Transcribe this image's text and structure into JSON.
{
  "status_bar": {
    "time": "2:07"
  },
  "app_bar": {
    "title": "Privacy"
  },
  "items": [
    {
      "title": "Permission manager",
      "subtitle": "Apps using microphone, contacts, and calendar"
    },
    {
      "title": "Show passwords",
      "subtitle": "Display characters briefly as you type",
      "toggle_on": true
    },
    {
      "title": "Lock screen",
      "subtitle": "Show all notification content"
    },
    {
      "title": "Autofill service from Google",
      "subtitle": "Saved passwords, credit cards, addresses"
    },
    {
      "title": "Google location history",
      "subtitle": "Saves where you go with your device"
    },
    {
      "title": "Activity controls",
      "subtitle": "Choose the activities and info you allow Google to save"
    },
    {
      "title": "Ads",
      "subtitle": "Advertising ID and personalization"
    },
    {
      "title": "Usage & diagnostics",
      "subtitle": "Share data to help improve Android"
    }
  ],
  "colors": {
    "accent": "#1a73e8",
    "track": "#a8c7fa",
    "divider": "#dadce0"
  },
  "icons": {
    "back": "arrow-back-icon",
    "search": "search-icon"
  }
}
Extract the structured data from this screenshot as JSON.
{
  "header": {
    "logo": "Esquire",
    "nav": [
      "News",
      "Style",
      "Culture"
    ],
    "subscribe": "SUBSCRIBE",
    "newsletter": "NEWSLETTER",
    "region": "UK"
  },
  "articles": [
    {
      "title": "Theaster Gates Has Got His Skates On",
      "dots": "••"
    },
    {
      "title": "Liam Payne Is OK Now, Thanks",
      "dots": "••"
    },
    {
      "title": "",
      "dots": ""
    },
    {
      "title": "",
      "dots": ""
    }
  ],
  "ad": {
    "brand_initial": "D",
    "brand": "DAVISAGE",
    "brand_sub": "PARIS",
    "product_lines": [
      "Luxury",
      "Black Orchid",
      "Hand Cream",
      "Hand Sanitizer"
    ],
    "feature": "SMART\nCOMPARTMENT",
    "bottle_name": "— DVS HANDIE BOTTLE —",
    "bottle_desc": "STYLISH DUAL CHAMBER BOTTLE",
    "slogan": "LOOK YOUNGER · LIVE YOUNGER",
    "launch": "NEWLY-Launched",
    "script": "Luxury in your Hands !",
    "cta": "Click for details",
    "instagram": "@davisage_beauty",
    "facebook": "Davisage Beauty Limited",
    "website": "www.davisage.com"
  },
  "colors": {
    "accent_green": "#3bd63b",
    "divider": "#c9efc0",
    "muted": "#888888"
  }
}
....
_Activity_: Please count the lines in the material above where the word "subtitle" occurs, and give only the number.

_Completed exercise_: 8